I loved this book. It is beyond relavent, it is the future and explains the world of search, maps and so much more that we take for granted. I was amazed and thought I knew something about the internet.
Fantastic research by Steven Levy and great narration by L.J. Ganser. Could not stop listening until done.
Sounds like they dragged someone out pf the 50's to narrate this one. Really took away from the experience. Maybe better to try the print edition IMO.
Not a mainstream reader.
In the Ples (Google) book is not a thrilling book, like a novel, but more like a information book about Google. The first half of the book is pretty dull. How Google got started, the founders, etc. It made me want to go to sleep for the first 5-6 hours because there has been so much coverage on this already, that the book is more like a re run of the same story. It doesn't gets interesting until after the background noise.
The book does a good job at going over each products that Google has to offer and how they manifested in what they have now like, Google 411 for voice recognition, maps, gmail and so on. The most interesting parts in the book is Google's relation to China and how they kept their principles. Also, the infrastructure on their server farms, how server farms works and redundant backups by using sub par disk drives and other cut backs, but because of their engineering and programming, cutting corners actually made the server farms run more efficiently from others. .
I've also read "What would Google do" by Jeff Jarvis and other books on this topic, but they are all commentaries and personal opinions.
Almost 20 hours for "In The Plex" is justify because of its content and level of detail and explanation and the hard facts.
I hope the author will write another issue of this book in 10 years on what else Google achieve and fail to do.
Google is just tweaking the wheel to roll faster.
An excellent portrait of our modern business world. The internet has opened the door and given opportunities to the young and intelligent ambitions of this world.
An entertaining rendition, written in almost a collegiate style their was a little too much of "were the misunderstood good guys".
Google is the third half of the many peoples minds and its efficacy and ease is almost like an opium. It posses the questions of responsibility in the competitive arena but does not paint the picture of the continuing social shift.
All the same very entertaining
The author seemed really have deep knowledge about Google. But I can clearly see his bias on Google - he really likes Google. The narrator was perfect, he surely sounded interested in what the book is about and passionate. As far as you don't take it word for word from the author, this book is an excellent book to know better about what Google is and where it is going.
This book was a very thorough look into all of Google's products from a social, historical and technological perspective. I'm a big user of Google products, and I learned a lot from this book that helped me understand Google's purpose and trajectory even better than before. I love Steven Levy's writing, and would recommend this book to anyone interested in the behemoth that is Google. My only caveat would be that if you're not a technically oriented person, that some of the material might be over your head.

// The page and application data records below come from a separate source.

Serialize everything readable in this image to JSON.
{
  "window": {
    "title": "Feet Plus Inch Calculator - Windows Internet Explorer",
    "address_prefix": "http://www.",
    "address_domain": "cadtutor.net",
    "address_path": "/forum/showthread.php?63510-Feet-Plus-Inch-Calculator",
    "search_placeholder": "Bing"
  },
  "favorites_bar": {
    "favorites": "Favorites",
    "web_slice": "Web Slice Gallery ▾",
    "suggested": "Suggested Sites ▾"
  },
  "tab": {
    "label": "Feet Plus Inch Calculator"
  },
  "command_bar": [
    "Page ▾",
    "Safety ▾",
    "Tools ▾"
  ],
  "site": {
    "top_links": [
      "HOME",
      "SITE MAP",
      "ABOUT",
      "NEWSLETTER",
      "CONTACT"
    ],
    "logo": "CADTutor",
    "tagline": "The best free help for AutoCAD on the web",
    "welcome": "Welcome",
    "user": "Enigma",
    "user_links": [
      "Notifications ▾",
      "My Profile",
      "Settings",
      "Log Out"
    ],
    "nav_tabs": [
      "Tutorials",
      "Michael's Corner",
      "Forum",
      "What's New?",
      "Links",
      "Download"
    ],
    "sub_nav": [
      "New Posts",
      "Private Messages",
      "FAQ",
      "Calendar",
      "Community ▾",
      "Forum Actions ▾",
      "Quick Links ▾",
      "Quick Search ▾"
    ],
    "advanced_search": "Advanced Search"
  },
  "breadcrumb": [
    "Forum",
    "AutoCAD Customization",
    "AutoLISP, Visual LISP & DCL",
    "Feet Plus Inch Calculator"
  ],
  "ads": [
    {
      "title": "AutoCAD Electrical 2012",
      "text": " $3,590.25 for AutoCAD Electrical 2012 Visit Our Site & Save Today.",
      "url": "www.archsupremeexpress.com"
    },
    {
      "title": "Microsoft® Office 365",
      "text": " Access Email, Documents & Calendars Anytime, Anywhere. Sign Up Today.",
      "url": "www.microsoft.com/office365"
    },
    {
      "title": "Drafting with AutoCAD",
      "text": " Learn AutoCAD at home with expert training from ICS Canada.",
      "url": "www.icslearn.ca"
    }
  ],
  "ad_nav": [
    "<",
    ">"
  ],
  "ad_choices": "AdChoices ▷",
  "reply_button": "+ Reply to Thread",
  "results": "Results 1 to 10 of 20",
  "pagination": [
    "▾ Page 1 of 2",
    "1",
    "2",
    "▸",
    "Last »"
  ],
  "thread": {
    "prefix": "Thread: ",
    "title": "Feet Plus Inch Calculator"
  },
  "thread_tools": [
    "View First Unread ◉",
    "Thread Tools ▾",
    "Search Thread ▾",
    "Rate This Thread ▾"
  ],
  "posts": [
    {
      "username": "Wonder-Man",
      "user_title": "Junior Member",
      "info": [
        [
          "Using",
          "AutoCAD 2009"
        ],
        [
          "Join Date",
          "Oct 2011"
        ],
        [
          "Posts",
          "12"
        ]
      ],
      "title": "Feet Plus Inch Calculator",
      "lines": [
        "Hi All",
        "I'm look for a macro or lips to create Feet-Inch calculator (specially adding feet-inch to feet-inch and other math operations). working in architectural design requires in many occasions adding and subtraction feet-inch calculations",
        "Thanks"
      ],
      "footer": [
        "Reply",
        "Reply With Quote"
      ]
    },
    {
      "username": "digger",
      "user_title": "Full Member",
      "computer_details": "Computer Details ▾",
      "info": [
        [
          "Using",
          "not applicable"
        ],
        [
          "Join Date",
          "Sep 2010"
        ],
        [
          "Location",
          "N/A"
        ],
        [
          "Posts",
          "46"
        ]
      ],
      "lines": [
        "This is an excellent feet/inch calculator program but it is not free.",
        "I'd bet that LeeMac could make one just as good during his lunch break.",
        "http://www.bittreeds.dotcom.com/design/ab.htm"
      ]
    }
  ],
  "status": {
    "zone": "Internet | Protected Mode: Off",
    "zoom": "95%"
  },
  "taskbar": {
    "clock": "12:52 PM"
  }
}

Maybe it's because I have a background in technology, and lived in Silicon Valley for many years that I enjoyed the book as much as I did, but as a current small business owner in a non technology field, I found the marketing, human resource, and sociological elements of the text even more interesting. As a brief technology history lesson for computer scientists, this book is must-read material for students interested in making a difference in the world, creating the next big thing in science, or working for Google. Teachers, legislators, and parents becoming complacent about the US education system should find the book motivating and instructive. I doubt that Levy intended to weave the good vs. evil subplot in the book, but in the end you might wonder if Google became Google because it's culture dictated that it not be evil. Or was it because it had brilliant scientists who worked their tails off who will face and be tempted by evil again and again and eventually become (quintessential corporate slut) Microsoft anyway? Was the decision to pull government censored Search out of China the ultimate litmus test for Google's values? And if so, does that suggest that the world really should trust a private company that large with a digitized library of all of the books ever written? Or the next big thing from the Mountain View giant?
Some audio books bore me to death, but this guy has an enthusiastic voice and inflection that made the content more exciting.
I listened to this book for the last few weeks during my lunch hour, and it couldn't wait to finish each chapter. I've been a user of Google for a long time, but now I see the company in a completely different light. I guess you could say that I'm a "fan" now!
I'm not sure how the typical consumer would react to this book, but from an I.T. professional's perspective -- it was digital candy for my mind. I only wish the book wouldn't have ended, and continued on as a real time blog so I that could keep up on current events at Google, as they unfold.
It was truly an enjoyable story about the rise of a great, modern company that's still growing and changing the way people interact online.
I really enjoyed this audio book. As a Web Designer I am somehow involved with Google every day with search engines, page ranking etc. This book is a good summary of all Google products, where they originated, how they work and the advantages / disadvantages. Really a book I would recommend!